Shakkhi Chilo Shirostran
When poetic narration meets history....
I guess most of the readers like I, discovered Shuhan Rizwan through his blogs. His short stories and thought pieces were hot cakes in the prime days of Bangla blogs when most of the bloggers were focused on literary works rather than writing random feel good mundane pieces. What fascinated me most about Shuhan's early writings were his incredible ability to describe mundane activities through poetic narration, within a backdrop of surrealistic landscapes. I was intrigued, like many others when he announced his first novel, and a serious one at that, which promised to provide a portrayal of a highly influential but overshadowed historical figure of Bangladesh's history. The history, the mystery, the political undertone added with Shuhan's writing charisma, who wouldn't be curious?
Let's just talk about some complaints first, before we get to the praising part. The first half of the book, Shakkhi Chilo Shirostran, will seem a bit incoherent to most readers, as the writer sacrificed disbursing more insight onto our protagonist (Tajuddin Ahmad) and what was happening with his life and around him, than revisiting historical moments that don't concern our protagonist directly. Most of these historical moments we experience are by firsthand accounts of lesser characters. Some are fictional characters and some are historical characters that are important to the history no doubt but mostly unrelated to the main characters. I'd like the same historical moments to be seen through the eyes and perspective of Tajuddin and/or people around him at that time. This type of narration breaks the chain of thought and emotion surrounding the building up of the protagonist and loses focus for the reader.
The chapters in the first half that focuses on Tajuddin can be roughly divided into two categories, Tajuddin of present (1971 is the present for the book) and Tajuddin of the past (his upbringing) told from the perspectives of people around him.
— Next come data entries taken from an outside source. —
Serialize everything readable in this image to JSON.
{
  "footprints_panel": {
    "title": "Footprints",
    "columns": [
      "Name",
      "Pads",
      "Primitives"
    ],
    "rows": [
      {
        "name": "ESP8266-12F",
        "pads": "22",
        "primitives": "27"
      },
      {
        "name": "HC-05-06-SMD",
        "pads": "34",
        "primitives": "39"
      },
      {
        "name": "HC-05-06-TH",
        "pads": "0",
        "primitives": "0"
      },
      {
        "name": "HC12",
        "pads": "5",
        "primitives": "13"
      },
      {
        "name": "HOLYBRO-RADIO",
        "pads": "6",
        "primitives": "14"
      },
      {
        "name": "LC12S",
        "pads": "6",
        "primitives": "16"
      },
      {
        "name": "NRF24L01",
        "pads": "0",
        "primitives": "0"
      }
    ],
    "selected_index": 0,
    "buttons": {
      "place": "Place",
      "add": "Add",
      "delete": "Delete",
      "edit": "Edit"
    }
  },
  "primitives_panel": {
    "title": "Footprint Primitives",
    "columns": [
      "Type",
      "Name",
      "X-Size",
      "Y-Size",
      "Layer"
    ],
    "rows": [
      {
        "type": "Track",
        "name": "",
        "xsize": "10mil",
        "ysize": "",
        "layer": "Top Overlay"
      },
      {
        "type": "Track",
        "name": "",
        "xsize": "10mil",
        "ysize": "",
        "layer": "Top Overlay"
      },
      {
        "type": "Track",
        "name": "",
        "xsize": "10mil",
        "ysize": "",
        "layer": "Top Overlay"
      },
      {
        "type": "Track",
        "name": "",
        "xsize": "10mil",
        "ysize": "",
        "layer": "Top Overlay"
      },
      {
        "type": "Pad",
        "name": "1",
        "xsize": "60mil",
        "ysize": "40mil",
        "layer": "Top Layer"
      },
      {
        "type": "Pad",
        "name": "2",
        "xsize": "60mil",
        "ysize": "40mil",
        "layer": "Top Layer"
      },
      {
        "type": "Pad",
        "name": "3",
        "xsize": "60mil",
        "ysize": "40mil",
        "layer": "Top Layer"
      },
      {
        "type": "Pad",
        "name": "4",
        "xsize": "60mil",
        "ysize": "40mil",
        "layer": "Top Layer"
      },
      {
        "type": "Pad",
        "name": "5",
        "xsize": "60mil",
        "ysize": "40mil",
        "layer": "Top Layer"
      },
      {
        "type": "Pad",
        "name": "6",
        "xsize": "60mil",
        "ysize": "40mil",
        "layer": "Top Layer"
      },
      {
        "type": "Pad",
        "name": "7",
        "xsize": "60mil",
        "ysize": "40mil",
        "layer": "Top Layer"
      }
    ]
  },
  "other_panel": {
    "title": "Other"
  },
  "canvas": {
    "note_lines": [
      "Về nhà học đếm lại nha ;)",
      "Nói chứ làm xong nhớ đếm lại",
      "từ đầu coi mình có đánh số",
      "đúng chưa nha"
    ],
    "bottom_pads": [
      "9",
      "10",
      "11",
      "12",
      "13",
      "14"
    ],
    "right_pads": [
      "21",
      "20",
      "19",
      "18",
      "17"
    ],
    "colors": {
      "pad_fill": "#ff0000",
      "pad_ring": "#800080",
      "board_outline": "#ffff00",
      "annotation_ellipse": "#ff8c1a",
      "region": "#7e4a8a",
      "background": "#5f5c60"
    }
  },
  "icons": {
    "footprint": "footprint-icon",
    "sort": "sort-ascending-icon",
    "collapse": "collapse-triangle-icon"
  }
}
The latter category chapters were a little bit formulaic for my liking. It goes as this, a third person experiences or talks about an act by Tajuddin and the chapter ends with the narrator reflecting upon how great Tajuddin is. I think the writer should've left out the reflection part and trusted his readers to figure out the ruminations for them. It seemed a bit patronizing.
The first half had some major historical characters and days, bits and pieces from their daily lives in 1971 which was fascinating to read, don't get me wrong. But as a reader I would more like to read about historical characters that stayed around Tajuddin. Like his wife Zohra Tajuddin or Syed Nazrul Islam, rather than characters unrelated to Tajuddin's affairs.
The complaints I stated about the first half of Shakkhi Chilo Shirostran seemed immediately answered as the writer delved towards the second half with force and focus.The second half of the book focuses totally on our main character, his day to day life, his struggles. A reader can sprint from the middle of the book to the finish line in a breath as the writer builds up the drama, the mysteries and the tension taut like a bowstring over the last chapters. Especially readers who are unaware of the actual history will definitely have their hearts beating fast, brows sweating, cursing under their breaths and manically shuffling through the pages as they learn more about what unfolds next in this amazing leader's life.
You would want to skip through to the end, to see what happens next but you can't. Shuhan's beautiful phrasing of thoughts, his melodious melancholic descriptions oozes delicacy through his words which will strike beautiful chords in your mind's eardrums, you can't escape it. Some lines are so poetic, that even though you are in a hurry to learn the predicament of the protagonist, you will read it again and again and then maybe jot it down hastily on a napkin to be used in a future facebook status before moving on. And you will definitely do a double take when you eventually learn that this is the writer's first attempt at a novel and first published book.
As a mere average reader, I don't dare dissect the technicality of Shuhan's writings. So I will not walk on that path. But the cliff-hangers, the climaxes to each plight, each dilemma is crafted in a supreme way that will keep you hanging until you fall for the writer, and keep asking for more. The dialogue and conversations between historical characters are painted so exquisitely that even though they are fictional, you would want to believe that's how it went down. Your mind will paint that part of history using the borrowed colours from Shuhan's writings. Though I must admit, the writer carefully avoided more than a fair share of politically controversial parts of the history but you can't have it all, I guess.
Historical fictions are always a pick for me, should be for anyone who is either a history buff or a fiction fan. You learn the history by delving into the body and mind of the characters themselves and see them and yourself in a different light. You reflect on history in a different way, it changes you. To me, that is how a good historical fiction works. And Shakkhi Chilo Shrostran is a good historical fiction, it changed me. Tip of my hat to Shuhan Rizwan, hope he outdoes himself with every other book he writes.